_Exercise directions_
Nothing belongs in the answer except the lines of the material that include "Every".

___ Data extract ___

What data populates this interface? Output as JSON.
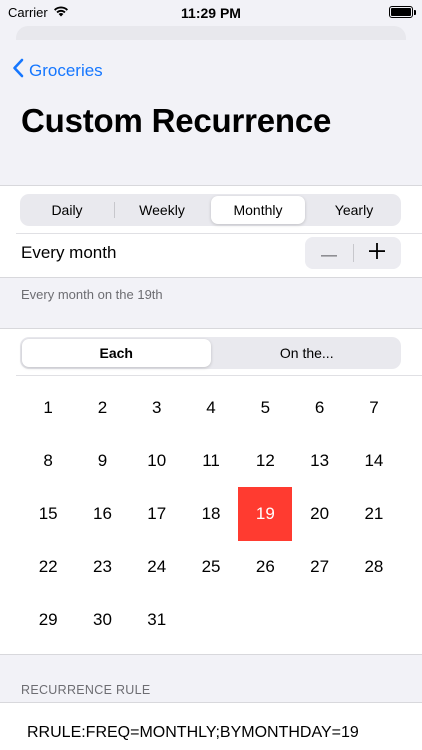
{
  "status_bar": {
    "carrier": "Carrier",
    "time": "11:29 PM"
  },
  "nav": {
    "back_label": "Groceries"
  },
  "page": {
    "title": "Custom Recurrence"
  },
  "frequency": {
    "options": [
      "Daily",
      "Weekly",
      "Monthly",
      "Yearly"
    ],
    "selected": "Monthly"
  },
  "interval": {
    "label": "Every month",
    "decrement_symbol": "—",
    "increment_symbol": "+"
  },
  "summary": "Every month on the 19th",
  "mode": {
    "options": [
      "Each",
      "On the..."
    ],
    "selected": "Each"
  },
  "calendar": {
    "days": [
      "1",
      "2",
      "3",
      "4",
      "5",
      "6",
      "7",
      "8",
      "9",
      "10",
      "11",
      "12",
      "13",
      "14",
      "15",
      "16",
      "17",
      "18",
      "19",
      "20",
      "21",
      "22",
      "23",
      "24",
      "25",
      "26",
      "27",
      "28",
      "29",
      "30",
      "31"
    ],
    "selected_day": "19"
  },
  "rule": {
    "header": "RECURRENCE RULE",
    "value": "RRULE:FREQ=MONTHLY;BYMONTHDAY=19"
  },
  "colors": {
    "accent": "#1677ff",
    "selected_day": "#ff3b30"
  }
}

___

_Written reply_
    "label": "Every month",
  "summary": "Every month on the 19th",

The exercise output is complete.